KABUL,(Reuters) – Afghan President Hamid Karzai is considering reshuffling his cabinet and cutting the number of ministers, officials said on Monday, after the president inaugurated his country”s first parliament in decades.
The parliament inaugurated on Monday has the right to endorse ministers chosen by Karzai, who was voted in as Afghanistan”s first directly elected president last year.
"The reshuffle would involve several ministries, including a couple of key ministries, such as the foreign affairs," a government official told Reuters on condition of anonymity.
"The other change would be cutting down the cabinet size through mergers of ministries," he said, adding that no date had been set for the changes.
Defence Minister Abdul Rahim Wardak confirmed the plan.
"Yes, there will be some changes," he told Reuters, without giving details.
Afghanistan currently has 27 ministries headed by a range of figures, including former members of military factions, technocrats and several women.
Many Afghans complain that ministers lack expertise and were picked for political reasons by Karzai in a bid to reconcile rival groups as Afghanistan emerges from decades of war.
The foreign minister”s post has been held for the past four years by Abdullah Abdullah, a medical doctor who was formerly a spokesman for Ahmad Shah Masood, the leader of the anti-Taliban North Alliance who was assassinated in 2001.
Karzai inaugurated Afghanistan”s first parliament since the 1970s on Monday.
Analysts say he could face problems convincing it to approve all his ministers given disappointment at his administration”s failure to improve people”s lives and carry out crucial reforms.

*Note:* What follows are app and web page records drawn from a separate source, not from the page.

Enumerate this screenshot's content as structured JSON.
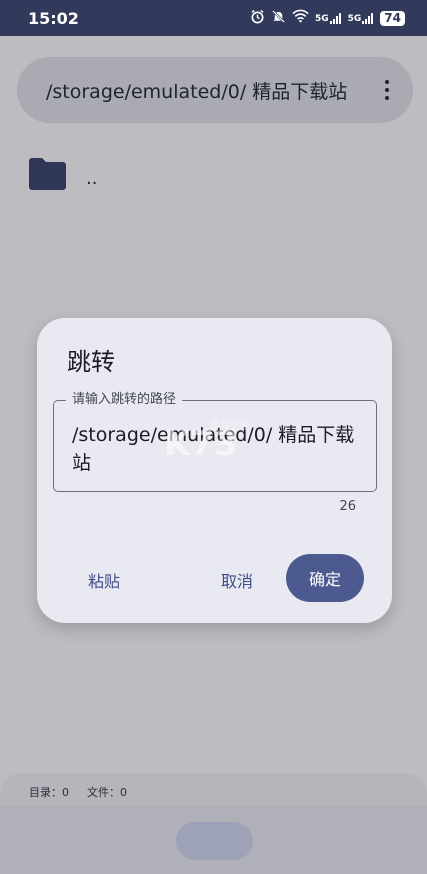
{
  "status_bar": {
    "time": "15:02",
    "icons": [
      "alarm-icon",
      "mute-icon",
      "wifi-icon",
      "5g-signal-icon",
      "5g-signal-icon"
    ],
    "net1": "5G",
    "net2": "5G",
    "battery": "74"
  },
  "path_bar": {
    "path": "/storage/emulated/0/ 精品下载站",
    "menu_icon": "more-vert-icon"
  },
  "file_list": [
    {
      "icon": "folder-icon",
      "label": ".."
    }
  ],
  "dialog": {
    "title": "跳转",
    "field_label": "请输入跳转的路径",
    "field_value": "/storage/emulated/0/ 精品下载站",
    "char_count": "26",
    "paste_label": "粘贴",
    "cancel_label": "取消",
    "confirm_label": "确定"
  },
  "bottom": {
    "dirs": "目录：0",
    "files": "文件：0"
  },
  "colors": {
    "status_bar": "#323a5b",
    "accent": "#4d5a8f",
    "dialog_bg": "#e9e9f1"
  }
}
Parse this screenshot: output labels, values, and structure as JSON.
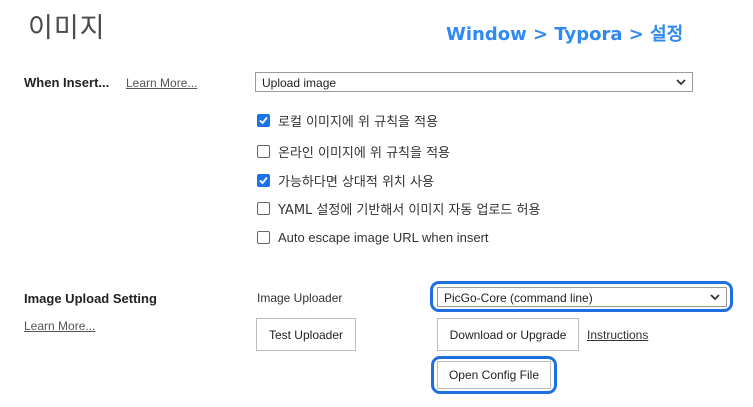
{
  "page": {
    "title": "이미지",
    "annotation": "Window > Typora > 설정"
  },
  "when_insert": {
    "label": "When Insert...",
    "learn_more": "Learn More...",
    "select_value": "Upload image",
    "options": [
      {
        "label": "로컬 이미지에 위 규칙을 적용",
        "checked": true
      },
      {
        "label": "온라인 이미지에 위 규칙을 적용",
        "checked": false
      },
      {
        "label": "가능하다면 상대적 위치 사용",
        "checked": true
      },
      {
        "label": "YAML 설정에 기반해서 이미지 자동 업로드 허용",
        "checked": false
      },
      {
        "label": "Auto escape image URL when insert",
        "checked": false
      }
    ]
  },
  "image_upload": {
    "label": "Image Upload Setting",
    "learn_more": "Learn More...",
    "uploader_label": "Image Uploader",
    "uploader_value": "PicGo-Core (command line)",
    "test_button": "Test Uploader",
    "download_button": "Download or Upgrade",
    "instructions_link": "Instructions",
    "open_config_button": "Open Config File"
  },
  "colors": {
    "accent": "#1a73e8",
    "highlight": "#1f6fe0",
    "annotation": "#2f8af0"
  }
}
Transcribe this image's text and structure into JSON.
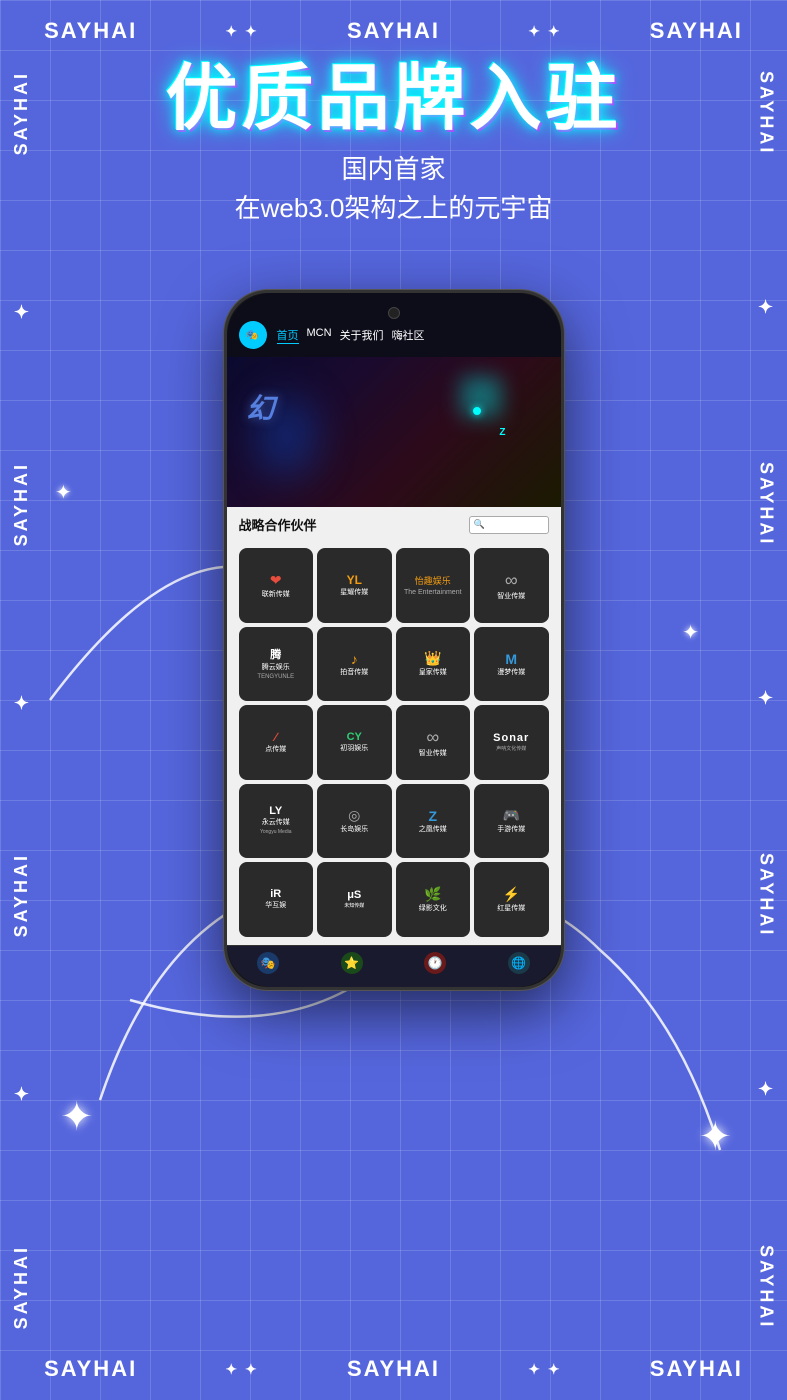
{
  "background": {
    "color": "#5566dd"
  },
  "watermarks": {
    "horizontal": [
      "SAYHAI",
      "✦ ✦",
      "SAYHAI",
      "✦ ✦",
      "SAYHAI"
    ],
    "vertical_items": [
      "SAYHAI",
      "SAYHAI",
      "SAYHAI",
      "SAYHAI",
      "SAYHAI"
    ]
  },
  "header": {
    "main_title": "优质品牌入驻",
    "sub_title1": "国内首家",
    "sub_title2": "在web3.0架构之上的元宇宙"
  },
  "phone": {
    "nav": {
      "logo_text": "🎭",
      "links": [
        "首页",
        "MCN",
        "关于我们",
        "嗨社区"
      ]
    },
    "partners_section": {
      "title": "战略合作伙伴",
      "search_placeholder": "🔍"
    },
    "brands": [
      {
        "name": "联新传媒",
        "icon": "❤",
        "color": "#c0392b"
      },
      {
        "name": "星耀传媒",
        "icon": "YL",
        "color": "#f39c12"
      },
      {
        "name": "怡趣娱乐",
        "icon": "怡趣",
        "color": "#2c3e50"
      },
      {
        "name": "智业传媒",
        "icon": "∞",
        "color": "#2c3e50"
      },
      {
        "name": "腾云娱乐",
        "icon": "腾",
        "color": "#2c3e50"
      },
      {
        "name": "拍音传媒",
        "icon": "♪",
        "color": "#f39c12"
      },
      {
        "name": "皇家传媒",
        "icon": "👑",
        "color": "#2c3e50"
      },
      {
        "name": "漫梦传媒",
        "icon": "M",
        "color": "#3498db"
      },
      {
        "name": "点传媒",
        "icon": "∕",
        "color": "#2c3e50"
      },
      {
        "name": "初羽娱乐",
        "icon": "CY",
        "color": "#2c3e50"
      },
      {
        "name": "智业传媒",
        "icon": "∞",
        "color": "#2c3e50"
      },
      {
        "name": "Sonar",
        "icon": "S",
        "color": "#2c3e50"
      },
      {
        "name": "永云传媒",
        "icon": "LY",
        "color": "#2c3e50"
      },
      {
        "name": "长岛娱乐",
        "icon": "◎",
        "color": "#2c3e50"
      },
      {
        "name": "之凰传媒",
        "icon": "Z",
        "color": "#2c3e50"
      },
      {
        "name": "手游传媒",
        "icon": "🎮",
        "color": "#f39c12"
      },
      {
        "name": "华互娱",
        "icon": "iR",
        "color": "#2c3e50"
      },
      {
        "name": "未知传媒",
        "icon": "μS",
        "color": "#2c3e50"
      },
      {
        "name": "绿影文化",
        "icon": "🌿",
        "color": "#2c3e50"
      },
      {
        "name": "红星传媒",
        "icon": "⚡",
        "color": "#c0392b"
      }
    ],
    "bottom_nav": [
      {
        "icon": "🎭",
        "color": "blue"
      },
      {
        "icon": "⭐",
        "color": "green"
      },
      {
        "icon": "🕐",
        "color": "red"
      },
      {
        "icon": "🌐",
        "color": "teal"
      }
    ]
  }
}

Tens of thousands of U.S.-led foreign troops and billions of dollars of aid have ensured relative stability and brought new prosperity to cities like Kabul, but most beneficiaries have been the already rich, while the poor struggle with soaring prices.
News of the planned reshuffle comes ahead of a major donors conference to be held in London at the end of January at which participants will want to hear Karzai”s plans for reconstruction and administrative reform before committing more funds.